ASSIGNED TASK »
Nothing in the records should differ when they are repeated. Restate them word for word.

Data about app and page elements
☆ ☆ ☆ ☆ ☆ ☆ ☆

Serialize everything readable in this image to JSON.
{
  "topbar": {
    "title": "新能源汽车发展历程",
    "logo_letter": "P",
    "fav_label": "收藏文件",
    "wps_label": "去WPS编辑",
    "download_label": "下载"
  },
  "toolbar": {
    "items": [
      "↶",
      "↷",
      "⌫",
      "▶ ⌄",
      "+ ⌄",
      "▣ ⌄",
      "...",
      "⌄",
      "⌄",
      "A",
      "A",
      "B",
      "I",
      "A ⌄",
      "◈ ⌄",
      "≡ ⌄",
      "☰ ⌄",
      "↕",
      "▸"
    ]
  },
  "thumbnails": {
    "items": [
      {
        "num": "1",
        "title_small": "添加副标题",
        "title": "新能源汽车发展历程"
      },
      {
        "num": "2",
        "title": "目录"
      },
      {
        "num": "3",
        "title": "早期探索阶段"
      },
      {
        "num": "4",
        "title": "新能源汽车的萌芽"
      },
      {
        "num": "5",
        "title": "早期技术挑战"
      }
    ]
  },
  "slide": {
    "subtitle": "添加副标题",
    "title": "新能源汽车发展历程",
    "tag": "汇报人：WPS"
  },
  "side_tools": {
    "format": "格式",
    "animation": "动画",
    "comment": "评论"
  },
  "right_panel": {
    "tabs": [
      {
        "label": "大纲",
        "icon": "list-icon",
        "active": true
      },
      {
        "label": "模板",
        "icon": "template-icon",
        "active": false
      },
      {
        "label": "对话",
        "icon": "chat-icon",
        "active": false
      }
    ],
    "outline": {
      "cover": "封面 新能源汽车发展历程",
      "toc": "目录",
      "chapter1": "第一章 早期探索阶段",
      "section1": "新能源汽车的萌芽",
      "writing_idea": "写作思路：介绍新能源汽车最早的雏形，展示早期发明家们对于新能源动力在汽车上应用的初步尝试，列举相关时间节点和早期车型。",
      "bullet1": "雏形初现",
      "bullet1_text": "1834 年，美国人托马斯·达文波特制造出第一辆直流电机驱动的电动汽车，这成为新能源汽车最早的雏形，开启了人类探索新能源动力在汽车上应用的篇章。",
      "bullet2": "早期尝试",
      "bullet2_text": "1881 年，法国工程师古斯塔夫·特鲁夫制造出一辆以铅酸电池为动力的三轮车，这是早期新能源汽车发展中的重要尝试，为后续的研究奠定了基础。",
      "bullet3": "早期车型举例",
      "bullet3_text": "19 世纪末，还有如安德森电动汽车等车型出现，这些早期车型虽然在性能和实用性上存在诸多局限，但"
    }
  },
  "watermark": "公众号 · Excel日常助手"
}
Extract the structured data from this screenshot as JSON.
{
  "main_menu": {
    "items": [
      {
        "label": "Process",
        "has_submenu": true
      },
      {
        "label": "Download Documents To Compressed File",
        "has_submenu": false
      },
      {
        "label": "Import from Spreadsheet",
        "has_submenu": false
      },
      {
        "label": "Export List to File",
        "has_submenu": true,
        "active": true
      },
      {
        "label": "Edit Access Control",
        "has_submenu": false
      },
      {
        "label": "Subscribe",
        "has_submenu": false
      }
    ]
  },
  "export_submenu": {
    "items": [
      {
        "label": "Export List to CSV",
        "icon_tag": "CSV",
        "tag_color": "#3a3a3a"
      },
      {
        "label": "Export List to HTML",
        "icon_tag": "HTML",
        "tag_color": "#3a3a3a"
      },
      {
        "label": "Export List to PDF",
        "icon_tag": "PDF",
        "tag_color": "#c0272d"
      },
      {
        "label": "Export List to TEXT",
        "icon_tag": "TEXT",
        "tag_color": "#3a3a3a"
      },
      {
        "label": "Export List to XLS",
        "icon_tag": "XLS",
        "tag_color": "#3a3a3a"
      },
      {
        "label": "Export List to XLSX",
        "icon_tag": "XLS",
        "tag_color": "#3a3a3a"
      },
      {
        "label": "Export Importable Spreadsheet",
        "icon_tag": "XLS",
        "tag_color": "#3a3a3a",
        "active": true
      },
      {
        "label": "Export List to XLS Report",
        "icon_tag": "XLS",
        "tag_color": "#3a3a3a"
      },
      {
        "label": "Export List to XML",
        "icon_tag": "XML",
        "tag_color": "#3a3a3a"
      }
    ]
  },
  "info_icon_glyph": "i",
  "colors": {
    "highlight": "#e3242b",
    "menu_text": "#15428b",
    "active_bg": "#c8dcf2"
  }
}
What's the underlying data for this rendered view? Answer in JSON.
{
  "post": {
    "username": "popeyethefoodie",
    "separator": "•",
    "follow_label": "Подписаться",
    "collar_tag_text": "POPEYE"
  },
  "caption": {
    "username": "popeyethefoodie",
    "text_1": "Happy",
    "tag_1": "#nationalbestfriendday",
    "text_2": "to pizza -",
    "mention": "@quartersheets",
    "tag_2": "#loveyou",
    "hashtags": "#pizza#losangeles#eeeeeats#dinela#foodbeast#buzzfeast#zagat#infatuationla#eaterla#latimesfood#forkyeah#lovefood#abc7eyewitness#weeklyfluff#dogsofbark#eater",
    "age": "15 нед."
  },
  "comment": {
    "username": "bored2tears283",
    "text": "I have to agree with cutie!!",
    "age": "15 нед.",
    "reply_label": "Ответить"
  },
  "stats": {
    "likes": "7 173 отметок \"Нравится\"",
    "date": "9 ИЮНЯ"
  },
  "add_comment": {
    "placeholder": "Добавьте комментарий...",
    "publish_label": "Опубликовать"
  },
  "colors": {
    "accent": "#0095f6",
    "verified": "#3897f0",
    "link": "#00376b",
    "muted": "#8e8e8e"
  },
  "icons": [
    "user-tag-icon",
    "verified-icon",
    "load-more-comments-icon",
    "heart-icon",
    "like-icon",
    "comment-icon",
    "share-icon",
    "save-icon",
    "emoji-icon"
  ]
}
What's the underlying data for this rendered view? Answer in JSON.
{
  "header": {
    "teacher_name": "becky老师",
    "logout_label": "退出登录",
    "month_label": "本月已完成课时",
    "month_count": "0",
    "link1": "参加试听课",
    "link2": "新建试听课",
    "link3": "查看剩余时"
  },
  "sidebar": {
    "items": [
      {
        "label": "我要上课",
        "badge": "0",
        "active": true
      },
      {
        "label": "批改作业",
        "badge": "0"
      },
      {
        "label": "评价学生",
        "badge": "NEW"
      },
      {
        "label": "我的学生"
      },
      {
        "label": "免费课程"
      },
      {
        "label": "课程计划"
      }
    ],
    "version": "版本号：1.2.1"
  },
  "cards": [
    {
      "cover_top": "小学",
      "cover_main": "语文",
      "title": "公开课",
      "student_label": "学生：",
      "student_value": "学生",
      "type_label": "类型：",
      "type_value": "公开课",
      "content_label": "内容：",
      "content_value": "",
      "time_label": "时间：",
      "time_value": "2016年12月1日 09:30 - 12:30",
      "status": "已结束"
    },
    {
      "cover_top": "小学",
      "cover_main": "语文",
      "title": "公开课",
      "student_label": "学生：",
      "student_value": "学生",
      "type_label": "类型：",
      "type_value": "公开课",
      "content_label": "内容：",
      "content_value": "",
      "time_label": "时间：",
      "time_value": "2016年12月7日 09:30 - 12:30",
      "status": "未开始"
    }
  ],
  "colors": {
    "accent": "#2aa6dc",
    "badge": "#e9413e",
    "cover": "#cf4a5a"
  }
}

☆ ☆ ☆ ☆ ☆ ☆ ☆

RESPONSE TO THIS TASK »
Serialize everything readable in this image to JSON.
{
  "topbar": {
    "title": "新能源汽车发展历程",
    "logo_letter": "P",
    "fav_label": "收藏文件",
    "wps_label": "去WPS编辑",
    "download_label": "下载"
  },
  "toolbar": {
    "items": [
      "↶",
      "↷",
      "⌫",
      "▶ ⌄",
      "+ ⌄",
      "▣ ⌄",
      "...",
      "⌄",
      "⌄",
      "A",
      "A",
      "B",
      "I",
      "A ⌄",
      "◈ ⌄",
      "≡ ⌄",
      "☰ ⌄",
      "↕",
      "▸"
    ]
  },
  "thumbnails": {
    "items": [
      {
        "num": "1",
        "title_small": "添加副标题",
        "title": "新能源汽车发展历程"
      },
      {
        "num": "2",
        "title": "目录"
      },
      {
        "num": "3",
        "title": "早期探索阶段"
      },
      {
        "num": "4",
        "title": "新能源汽车的萌芽"
      },
      {
        "num": "5",
        "title": "早期技术挑战"
      }
    ]
  },
  "slide": {
    "subtitle": "添加副标题",
    "title": "新能源汽车发展历程",
    "tag": "汇报人：WPS"
  },
  "side_tools": {
    "format": "格式",
    "animation": "动画",
    "comment": "评论"
  },
  "right_panel": {
    "tabs": [
      {
        "label": "大纲",
        "icon": "list-icon",
        "active": true
      },
      {
        "label": "模板",
        "icon": "template-icon",
        "active": false
      },
      {
        "label": "对话",
        "icon": "chat-icon",
        "active": false
      }
    ],
    "outline": {
      "cover": "封面 新能源汽车发展历程",
      "toc": "目录",
      "chapter1": "第一章 早期探索阶段",
      "section1": "新能源汽车的萌芽",
      "writing_idea": "写作思路：介绍新能源汽车最早的雏形，展示早期发明家们对于新能源动力在汽车上应用的初步尝试，列举相关时间节点和早期车型。",
      "bullet1": "雏形初现",
      "bullet1_text": "1834 年，美国人托马斯·达文波特制造出第一辆直流电机驱动的电动汽车，这成为新能源汽车最早的雏形，开启了人类探索新能源动力在汽车上应用的篇章。",
      "bullet2": "早期尝试",
      "bullet2_text": "1881 年，法国工程师古斯塔夫·特鲁夫制造出一辆以铅酸电池为动力的三轮车，这是早期新能源汽车发展中的重要尝试，为后续的研究奠定了基础。",
      "bullet3": "早期车型举例",
      "bullet3_text": "19 世纪末，还有如安德森电动汽车等车型出现，这些早期车型虽然在性能和实用性上存在诸多局限，但"
    }
  },
  "watermark": "公众号 · Excel日常助手"
}
Extract the structured data from this screenshot as JSON.
{
  "main_menu": {
    "items": [
      {
        "label": "Process",
        "has_submenu": true
      },
      {
        "label": "Download Documents To Compressed File",
        "has_submenu": false
      },
      {
        "label": "Import from Spreadsheet",
        "has_submenu": false
      },
      {
        "label": "Export List to File",
        "has_submenu": true,
        "active": true
      },
      {
        "label": "Edit Access Control",
        "has_submenu": false
      },
      {
        "label": "Subscribe",
        "has_submenu": false
      }
    ]
  },
  "export_submenu": {
    "items": [
      {
        "label": "Export List to CSV",
        "icon_tag": "CSV",
        "tag_color": "#3a3a3a"
      },
      {
        "label": "Export List to HTML",
        "icon_tag": "HTML",
        "tag_color": "#3a3a3a"
      },
      {
        "label": "Export List to PDF",
        "icon_tag": "PDF",
        "tag_color": "#c0272d"
      },
      {
        "label": "Export List to TEXT",
        "icon_tag": "TEXT",
        "tag_color": "#3a3a3a"
      },
      {
        "label": "Export List to XLS",
        "icon_tag": "XLS",
        "tag_color": "#3a3a3a"
      },
      {
        "label": "Export List to XLSX",
        "icon_tag": "XLS",
        "tag_color": "#3a3a3a"
      },
      {
        "label": "Export Importable Spreadsheet",
        "icon_tag": "XLS",
        "tag_color": "#3a3a3a",
        "active": true
      },
      {
        "label": "Export List to XLS Report",
        "icon_tag": "XLS",
        "tag_color": "#3a3a3a"
      },
      {
        "label": "Export List to XML",
        "icon_tag": "XML",
        "tag_color": "#3a3a3a"
      }
    ]
  },
  "info_icon_glyph": "i",
  "colors": {
    "highlight": "#e3242b",
    "menu_text": "#15428b",
    "active_bg": "#c8dcf2"
  }
}
What's the underlying data for this rendered view? Answer in JSON.
{
  "post": {
    "username": "popeyethefoodie",
    "separator": "•",
    "follow_label": "Подписаться",
    "collar_tag_text": "POPEYE"
  },
  "caption": {
    "username": "popeyethefoodie",
    "text_1": "Happy",
    "tag_1": "#nationalbestfriendday",
    "text_2": "to pizza -",
    "mention": "@quartersheets",
    "tag_2": "#loveyou",
    "hashtags": "#pizza#losangeles#eeeeeats#dinela#foodbeast#buzzfeast#zagat#infatuationla#eaterla#latimesfood#forkyeah#lovefood#abc7eyewitness#weeklyfluff#dogsofbark#eater",
    "age": "15 нед."
  },
  "comment": {
    "username": "bored2tears283",
    "text": "I have to agree with cutie!!",
    "age": "15 нед.",
    "reply_label": "Ответить"
  },
  "stats": {
    "likes": "7 173 отметок \"Нравится\"",
    "date": "9 ИЮНЯ"
  },
  "add_comment": {
    "placeholder": "Добавьте комментарий...",
    "publish_label": "Опубликовать"
  },
  "colors": {
    "accent": "#0095f6",
    "verified": "#3897f0",
    "link": "#00376b",
    "muted": "#8e8e8e"
  },
  "icons": [
    "user-tag-icon",
    "verified-icon",
    "load-more-comments-icon",
    "heart-icon",
    "like-icon",
    "comment-icon",
    "share-icon",
    "save-icon",
    "emoji-icon"
  ]
}
What's the underlying data for this rendered view? Answer in JSON.
{
  "header": {
    "teacher_name": "becky老师",
    "logout_label": "退出登录",
    "month_label": "本月已完成课时",
    "month_count": "0",
    "link1": "参加试听课",
    "link2": "新建试听课",
    "link3": "查看剩余时"
  },
  "sidebar": {
    "items": [
      {
        "label": "我要上课",
        "badge": "0",
        "active": true
      },
      {
        "label": "批改作业",
        "badge": "0"
      },
      {
        "label": "评价学生",
        "badge": "NEW"
      },
      {
        "label": "我的学生"
      },
      {
        "label": "免费课程"
      },
      {
        "label": "课程计划"
      }
    ],
    "version": "版本号：1.2.1"
  },
  "cards": [
    {
      "cover_top": "小学",
      "cover_main": "语文",
      "title": "公开课",
      "student_label": "学生：",
      "student_value": "学生",
      "type_label": "类型：",
      "type_value": "公开课",
      "content_label": "内容：",
      "content_value": "",
      "time_label": "时间：",
      "time_value": "2016年12月1日 09:30 - 12:30",
      "status": "已结束"
    },
    {
      "cover_top": "小学",
      "cover_main": "语文",
      "title": "公开课",
      "student_label": "学生：",
      "student_value": "学生",
      "type_label": "类型：",
      "type_value": "公开课",
      "content_label": "内容：",
      "content_value": "",
      "time_label": "时间：",
      "time_value": "2016年12月7日 09:30 - 12:30",
      "status": "未开始"
    }
  ],
  "colors": {
    "accent": "#2aa6dc",
    "badge": "#e9413e",
    "cover": "#cf4a5a"
  }
}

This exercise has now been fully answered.